[[ Material provided, beginning ]]
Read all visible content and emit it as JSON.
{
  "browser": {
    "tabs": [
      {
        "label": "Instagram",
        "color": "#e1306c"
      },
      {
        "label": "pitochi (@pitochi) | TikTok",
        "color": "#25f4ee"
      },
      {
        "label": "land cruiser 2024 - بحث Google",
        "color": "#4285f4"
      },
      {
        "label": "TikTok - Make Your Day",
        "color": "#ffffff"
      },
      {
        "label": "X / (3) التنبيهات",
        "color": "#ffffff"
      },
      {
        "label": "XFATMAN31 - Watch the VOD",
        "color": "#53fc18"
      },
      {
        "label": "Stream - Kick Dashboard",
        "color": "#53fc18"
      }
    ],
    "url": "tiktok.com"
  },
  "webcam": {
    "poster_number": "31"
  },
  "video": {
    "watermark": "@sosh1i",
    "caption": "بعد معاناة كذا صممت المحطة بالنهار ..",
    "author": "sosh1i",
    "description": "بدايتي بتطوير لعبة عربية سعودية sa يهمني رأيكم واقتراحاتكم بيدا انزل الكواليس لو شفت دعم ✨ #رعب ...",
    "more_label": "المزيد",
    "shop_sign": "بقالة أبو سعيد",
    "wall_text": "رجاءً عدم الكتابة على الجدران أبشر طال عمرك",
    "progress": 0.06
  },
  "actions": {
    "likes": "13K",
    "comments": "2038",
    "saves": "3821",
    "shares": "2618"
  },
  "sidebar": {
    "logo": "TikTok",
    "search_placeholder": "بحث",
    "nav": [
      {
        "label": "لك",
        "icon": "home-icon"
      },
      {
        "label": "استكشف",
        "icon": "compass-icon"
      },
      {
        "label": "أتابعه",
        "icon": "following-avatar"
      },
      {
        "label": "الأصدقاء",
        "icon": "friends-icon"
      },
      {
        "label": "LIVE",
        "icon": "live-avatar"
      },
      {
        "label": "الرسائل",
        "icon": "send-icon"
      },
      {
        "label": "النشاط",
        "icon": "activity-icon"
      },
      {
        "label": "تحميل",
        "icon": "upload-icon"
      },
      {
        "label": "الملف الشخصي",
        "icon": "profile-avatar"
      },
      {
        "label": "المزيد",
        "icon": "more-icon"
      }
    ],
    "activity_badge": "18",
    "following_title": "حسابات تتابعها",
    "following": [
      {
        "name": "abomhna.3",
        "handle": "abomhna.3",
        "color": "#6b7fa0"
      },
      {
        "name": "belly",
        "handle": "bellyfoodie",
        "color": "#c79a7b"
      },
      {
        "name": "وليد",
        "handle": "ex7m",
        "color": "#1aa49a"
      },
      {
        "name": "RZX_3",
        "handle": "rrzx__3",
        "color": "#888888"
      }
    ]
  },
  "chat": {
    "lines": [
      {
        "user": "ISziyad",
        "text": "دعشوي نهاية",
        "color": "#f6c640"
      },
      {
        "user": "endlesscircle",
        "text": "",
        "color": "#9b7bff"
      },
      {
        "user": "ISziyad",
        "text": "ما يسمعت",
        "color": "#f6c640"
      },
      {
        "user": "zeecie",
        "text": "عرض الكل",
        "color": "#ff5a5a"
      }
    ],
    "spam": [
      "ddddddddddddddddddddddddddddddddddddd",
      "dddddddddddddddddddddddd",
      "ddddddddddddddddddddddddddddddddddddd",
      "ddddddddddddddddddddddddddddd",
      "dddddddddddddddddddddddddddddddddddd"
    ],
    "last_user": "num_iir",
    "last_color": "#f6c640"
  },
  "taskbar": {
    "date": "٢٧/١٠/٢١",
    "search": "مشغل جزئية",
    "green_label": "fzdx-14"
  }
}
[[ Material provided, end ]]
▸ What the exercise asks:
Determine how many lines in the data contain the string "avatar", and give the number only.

▸ Answer to this exercise:
3